TOMBSTONE — Wearing protective jackets, full-face welding helmets and special gloves, Tombstone High School students enrolled in Amber Ford’s Agriscience III class are learning basic welding skills for the first time.

It’s a blustery morning as eight students step into a welding patio with an awning cover, half-wall and protective shields. On this day, they’re learning how to “strike an arc and lay a bead” as they work on arc welding basics.

“Arc welding is a very useful skill with numerous applications in agriculture,” said Ford, who holds a masters in agricultural education out of the University of Arizona. “I learned welding at the UofA, and am really excited that we’re able to add this unit to our agriculture program at the high school level.”

The students are learning the basic fundamentals they’ll need to advance their welding skills in future classes if they choose to continue in that direction, Ford added.

Ford’s agriscience program has an enrollment of about 100 welding students, with 11 in the inaugural welding unit. After they master arc-welding, the students will be moving onto oxy-acetylene welding, a process that uses a gas mixture of oxygen and acetylene to create a flame capable of melting two metals together to form a bond.

Welding provides students with lucrative career options, said THS Principal David Thursby.

“It’s used in the agriculture industry for fences, machinery and animal facilities, and it’s used in manufacturing and construction,” he said. “It’s a great trade for students who may not be interested in attending a university, but prefer a college certification” he added. “Cochise College offers a popular welding certification program.”

THS senior Cameron Cooper has been enrolled in Tombstone’s agriscience classes all four years of high school.

“You learn so much in this program,” he said. “Not just the welding that we’re doing right now, but we learn about animal and plant sciences.”

Cooper plans to continue developing his welding skills, with plans of using them after he graduates from high school.

“I want to go into the Navy and do underwater arc welding, so I’m glad they’re offering this opportunity at our school,” he said.

Sophomore Skyler Mazzanti has different plans for her new skillset.

“I live in Hereford and have livestock at home,” she said. “Learning basic welding skills is something I can use at home when we need to fix fences and other things around our property.”

Tombstone High acquired the welding equipment last year, but school closures due to COVID prevented the program from starting as planned, Ford said.

While the students are working under a temporary structure for now, Ford said the school district is planning to add an agricultural science facility to its campus.

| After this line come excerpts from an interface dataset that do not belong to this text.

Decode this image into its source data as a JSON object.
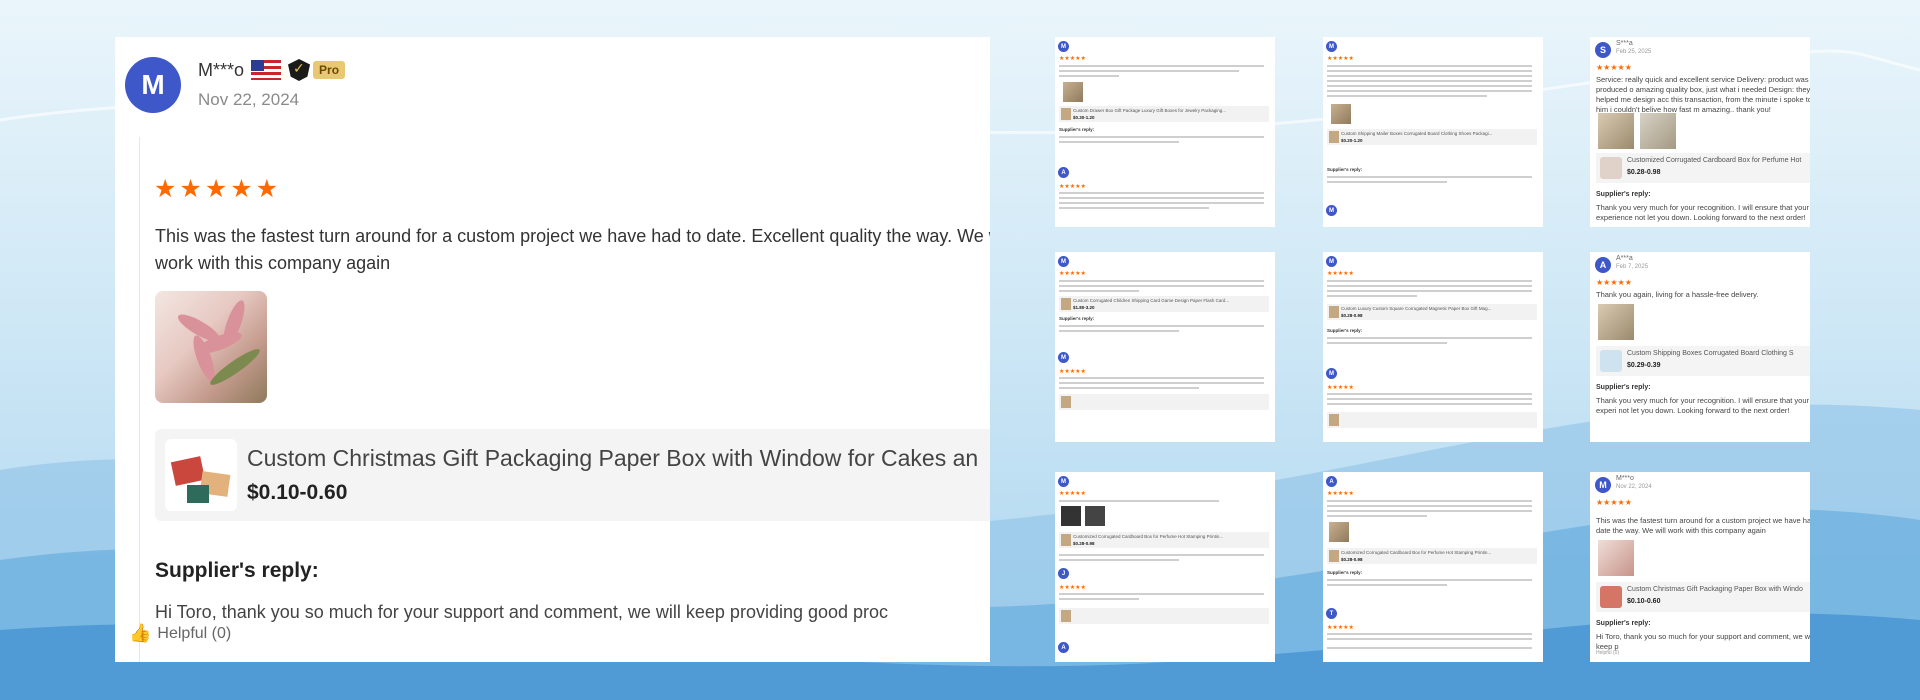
{
  "main_review": {
    "avatar_letter": "M",
    "name": "M***o",
    "badge": "Pro",
    "date": "Nov 22, 2024",
    "stars": "★★★★★",
    "text": "This was the fastest turn around for a custom project we have had to date. Excellent quality the way. We will work with this company again",
    "product": {
      "title": "Custom Christmas Gift Packaging Paper Box with Window for Cakes an",
      "price": "$0.10-0.60"
    },
    "reply_title": "Supplier's reply:",
    "reply_text": "Hi Toro, thank you so much for your support and comment, we will keep providing good proc",
    "helpful": "Helpful (0)"
  },
  "mini_reviews": [
    {
      "avatar": "M",
      "product_title": "Custom Drawer Box Gift Package Luxury Gift Boxes for Jewelry Packaging...",
      "product_price": "$0.30-1.20",
      "reply_label": "Supplier's reply:",
      "avatar2": "A"
    },
    {
      "avatar": "M",
      "product_title": "Custom Shipping Mailer Boxes Corrugated Board Clothing Shoes Packagi...",
      "product_price": "$0.20-1.20",
      "reply_label": "Supplier's reply:",
      "avatar2": "M"
    },
    {
      "avatar": "M",
      "product_title": "Custom Corrugated Children Shipping Card Game Design Paper Flash Card...",
      "product_price": "$1.80-3.20",
      "reply_label": "Supplier's reply:",
      "avatar2": "M"
    },
    {
      "avatar": "M",
      "product_title": "Custom Luxury Custom Square Corrugated Magnetic Paper Box Gift Mag...",
      "product_price": "$0.28-0.98",
      "reply_label": "Supplier's reply:",
      "avatar2": "M"
    },
    {
      "avatar": "M",
      "product_title": "Customized Corrugated Cardboard Box for Perfume Hot Stamping Printin...",
      "product_price": "$0.28-0.98",
      "reply_label": "Supplier's reply:",
      "avatar2": "J"
    },
    {
      "avatar": "A",
      "product_title": "Customized Corrugated Cardboard Box for Perfume Hot Stamping Printin...",
      "product_price": "$0.28-0.98",
      "reply_label": "Supplier's reply:",
      "avatar2": "T"
    }
  ],
  "right_reviews": [
    {
      "avatar": "S",
      "name": "S***a",
      "date": "Feb 25, 2025",
      "stars": "★★★★★",
      "text": "Service: really quick and excellent service Delivery: product was produced o amazing quality box, just what i needed Design: they helped me design acc this transaction, from the minute i spoke to him i couldn't belive how fast m amazing.. thank you!",
      "product_title": "Customized Corrugated Cardboard Box for Perfume Hot",
      "product_price": "$0.28-0.98",
      "reply_title": "Supplier's reply:",
      "reply_text": "Thank you very much for your recognition. I will ensure that your experience not let you down. Looking forward to the next order!"
    },
    {
      "avatar": "A",
      "name": "A***a",
      "date": "Feb 7, 2025",
      "stars": "★★★★★",
      "text": "Thank you again, living for a hassle-free delivery.",
      "product_title": "Custom Shipping Boxes Corrugated Board Clothing S",
      "product_price": "$0.29-0.39",
      "reply_title": "Supplier's reply:",
      "reply_text": "Thank you very much for your recognition. I will ensure that your experi not let you down. Looking forward to the next order!"
    },
    {
      "avatar": "M",
      "name": "M***o",
      "date": "Nov 22, 2024",
      "stars": "★★★★★",
      "text": "This was the fastest turn around for a custom project we have had to date the way. We will work with this company again",
      "product_title": "Custom Christmas Gift Packaging Paper Box with Windo",
      "product_price": "$0.10-0.60",
      "reply_title": "Supplier's reply:",
      "reply_text": "Hi Toro, thank you so much for your support and comment, we will keep p",
      "helpful": "Helpful (0)"
    }
  ]
}
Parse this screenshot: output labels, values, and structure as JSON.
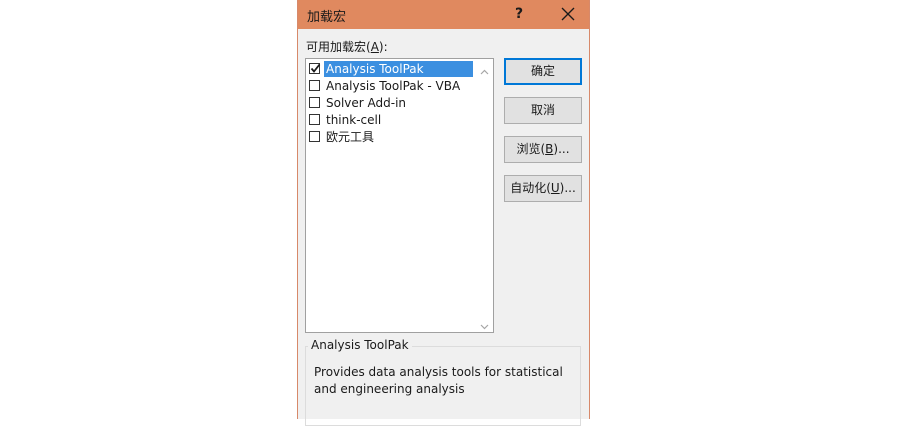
{
  "dialog": {
    "title": "加载宏",
    "help_label": "?",
    "list_label_prefix": "可用加载宏(",
    "list_label_key": "A",
    "list_label_suffix": "):"
  },
  "addins": [
    {
      "label": "Analysis ToolPak",
      "checked": true,
      "selected": true
    },
    {
      "label": "Analysis ToolPak - VBA",
      "checked": false,
      "selected": false
    },
    {
      "label": "Solver Add-in",
      "checked": false,
      "selected": false
    },
    {
      "label": "think-cell",
      "checked": false,
      "selected": false
    },
    {
      "label": "欧元工具",
      "checked": false,
      "selected": false
    }
  ],
  "buttons": {
    "ok": "确定",
    "cancel": "取消",
    "browse_prefix": "浏览(",
    "browse_key": "B",
    "browse_suffix": ")...",
    "automation_prefix": "自动化(",
    "automation_key": "U",
    "automation_suffix": ")..."
  },
  "details": {
    "title": "Analysis ToolPak",
    "description_line1": "Provides data analysis tools for statistical",
    "description_line2": "and engineering analysis"
  },
  "colors": {
    "titlebar": "#e0895f",
    "selection": "#3b8fe0",
    "default_button_border": "#0078d7"
  }
}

“We intend to have an ag-mechanics shop with a classroom and laboratory space. The new building will also include a storage facility and the entire project will be designed with room to expand,” Ford said.

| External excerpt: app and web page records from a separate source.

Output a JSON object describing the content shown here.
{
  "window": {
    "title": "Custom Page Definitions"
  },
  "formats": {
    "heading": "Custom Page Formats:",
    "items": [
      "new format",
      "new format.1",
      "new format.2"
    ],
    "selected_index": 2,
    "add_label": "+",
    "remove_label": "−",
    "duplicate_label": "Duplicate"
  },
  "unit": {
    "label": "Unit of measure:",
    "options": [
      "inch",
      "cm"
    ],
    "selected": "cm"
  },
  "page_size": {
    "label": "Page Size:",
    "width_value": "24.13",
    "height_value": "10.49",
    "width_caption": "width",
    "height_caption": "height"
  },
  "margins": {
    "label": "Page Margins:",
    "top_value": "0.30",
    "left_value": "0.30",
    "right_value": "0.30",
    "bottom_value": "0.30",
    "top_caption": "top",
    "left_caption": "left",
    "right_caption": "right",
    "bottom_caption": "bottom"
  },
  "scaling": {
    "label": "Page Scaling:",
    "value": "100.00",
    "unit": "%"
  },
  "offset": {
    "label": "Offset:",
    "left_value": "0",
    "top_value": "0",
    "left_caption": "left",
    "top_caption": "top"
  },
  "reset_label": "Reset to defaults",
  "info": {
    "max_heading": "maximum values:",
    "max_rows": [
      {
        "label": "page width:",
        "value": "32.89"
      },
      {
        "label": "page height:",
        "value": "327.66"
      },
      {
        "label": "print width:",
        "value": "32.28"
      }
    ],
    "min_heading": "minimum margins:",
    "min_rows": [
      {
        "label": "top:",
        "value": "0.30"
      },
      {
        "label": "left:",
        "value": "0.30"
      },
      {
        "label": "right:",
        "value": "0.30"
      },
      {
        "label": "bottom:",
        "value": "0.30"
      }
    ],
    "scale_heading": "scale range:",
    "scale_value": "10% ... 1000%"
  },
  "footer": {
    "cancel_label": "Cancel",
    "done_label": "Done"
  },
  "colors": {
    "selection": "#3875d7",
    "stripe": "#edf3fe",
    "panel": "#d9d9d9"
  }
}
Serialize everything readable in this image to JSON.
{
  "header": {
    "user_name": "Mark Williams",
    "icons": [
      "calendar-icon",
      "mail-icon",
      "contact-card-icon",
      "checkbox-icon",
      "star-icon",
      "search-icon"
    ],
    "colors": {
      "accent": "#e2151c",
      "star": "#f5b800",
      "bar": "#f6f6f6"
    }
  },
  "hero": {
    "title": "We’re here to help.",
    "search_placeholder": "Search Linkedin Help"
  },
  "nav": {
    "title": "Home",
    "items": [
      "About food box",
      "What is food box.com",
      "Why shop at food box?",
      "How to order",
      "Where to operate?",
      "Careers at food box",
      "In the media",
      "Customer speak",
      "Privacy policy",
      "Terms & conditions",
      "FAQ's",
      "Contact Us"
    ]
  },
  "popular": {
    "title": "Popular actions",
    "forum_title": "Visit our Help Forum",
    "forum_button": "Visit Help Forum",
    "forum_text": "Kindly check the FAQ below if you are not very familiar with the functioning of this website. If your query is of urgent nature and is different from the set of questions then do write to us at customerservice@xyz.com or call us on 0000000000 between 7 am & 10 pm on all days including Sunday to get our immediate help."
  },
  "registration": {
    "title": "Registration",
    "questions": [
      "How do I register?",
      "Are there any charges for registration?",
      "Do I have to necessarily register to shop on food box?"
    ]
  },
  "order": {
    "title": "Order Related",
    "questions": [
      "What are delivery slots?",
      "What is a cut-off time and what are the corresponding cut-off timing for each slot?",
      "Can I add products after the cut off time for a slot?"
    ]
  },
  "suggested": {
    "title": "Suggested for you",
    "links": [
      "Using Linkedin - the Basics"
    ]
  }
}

“Plans for the addition have been in place for a few years now, and the district hopes to break ground this summer.”